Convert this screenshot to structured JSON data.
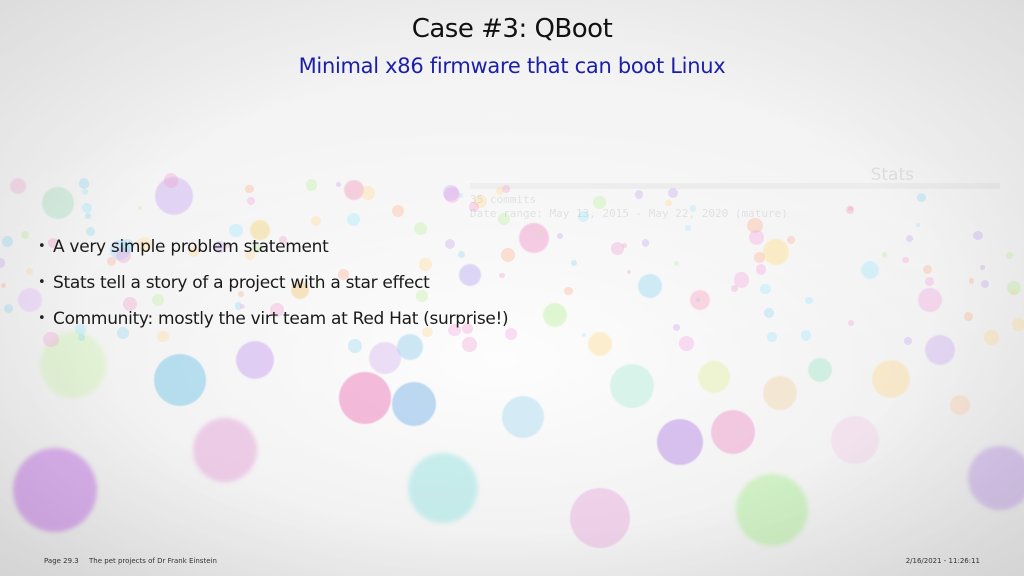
{
  "slide": {
    "title": "Case #3: QBoot",
    "subtitle": "Minimal x86 firmware that can boot Linux",
    "bullets": [
      "A very simple problem statement",
      "Stats tell a story of a project with a star effect",
      "Community: mostly the virt team at Red Hat (surprise!)"
    ]
  },
  "background_ghost": {
    "title": "Stats",
    "line1": "35 commits",
    "line2": "Date range: May 13, 2015 - May 22, 2020 (mature)"
  },
  "footer": {
    "page": "Page 29.3",
    "presentation": "The pet projects of Dr Frank Einstein",
    "datetime": "2/16/2021 - 11:26:11"
  },
  "colors": {
    "title": "#111111",
    "subtitle": "#1a1fa8",
    "text": "#1a1a1a"
  }
}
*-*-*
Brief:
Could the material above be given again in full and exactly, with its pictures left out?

Written response:
Convert this screenshot to structured JSON data.
{
  "slide": {
    "title": "Case #3: QBoot",
    "subtitle": "Minimal x86 firmware that can boot Linux",
    "bullets": [
      "A very simple problem statement",
      "Stats tell a story of a project with a star effect",
      "Community: mostly the virt team at Red Hat (surprise!)"
    ]
  },
  "background_ghost": {
    "title": "Stats",
    "line1": "35 commits",
    "line2": "Date range: May 13, 2015 - May 22, 2020 (mature)"
  },
  "footer": {
    "page": "Page 29.3",
    "presentation": "The pet projects of Dr Frank Einstein",
    "datetime": "2/16/2021 - 11:26:11"
  },
  "colors": {
    "title": "#111111",
    "subtitle": "#1a1fa8",
    "text": "#1a1a1a"
  }
}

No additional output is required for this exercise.